* **EXERCISE INSTRUCTIONS**
Whenever a line in the entries below contains the string "screenshot", copy that line.

Stored data entries
+--
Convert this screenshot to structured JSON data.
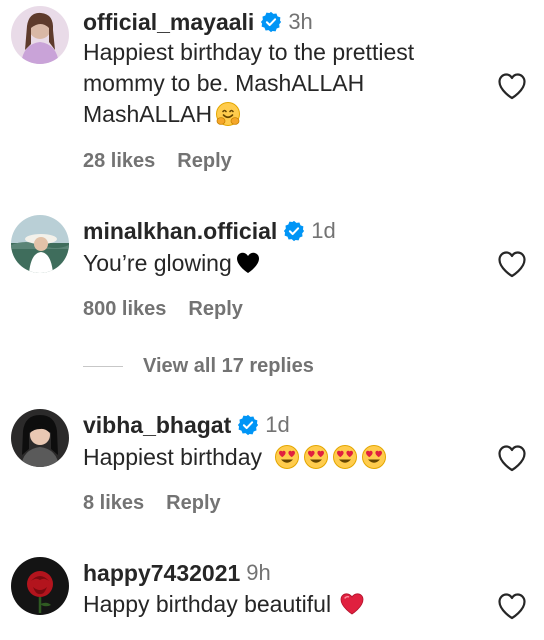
{
  "comments": [
    {
      "username": "official_mayaali",
      "verified": true,
      "time": "3h",
      "lines": [
        "Happiest birthday to the prettiest",
        "mommy to be. MashALLAH",
        "MashALLAH"
      ],
      "emoji": "hugging-face",
      "likes": "28 likes",
      "reply": "Reply"
    },
    {
      "username": "minalkhan.official",
      "verified": true,
      "time": "1d",
      "text": "You’re glowing",
      "emoji": "black-heart",
      "likes": "800 likes",
      "reply": "Reply"
    },
    {
      "username": "vibha_bhagat",
      "verified": true,
      "time": "1d",
      "text": "Happiest birthday",
      "emoji": "heart-eyes x4",
      "likes": "8 likes",
      "reply": "Reply"
    },
    {
      "username": "happy7432021",
      "verified": false,
      "time": "9h",
      "text": "Happy birthday beautiful",
      "emoji": "red-heart"
    }
  ],
  "view_replies": "View all 17 replies",
  "colors": {
    "primary_text": "#262626",
    "secondary_text": "#737373",
    "verified_blue": "#0095f6"
  }
}
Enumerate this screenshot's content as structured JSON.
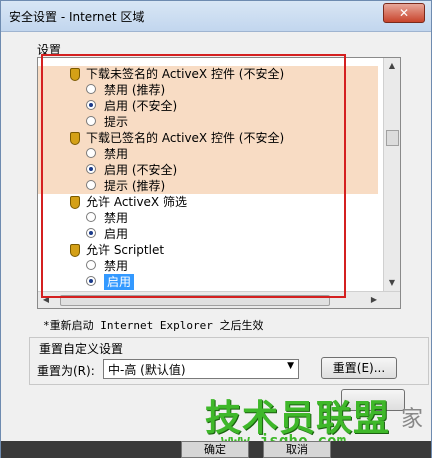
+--
* **EXPECTED ANSWER**
Convert this screenshot to structured JSON data.
Enumerate this screenshot's content as structured JSON.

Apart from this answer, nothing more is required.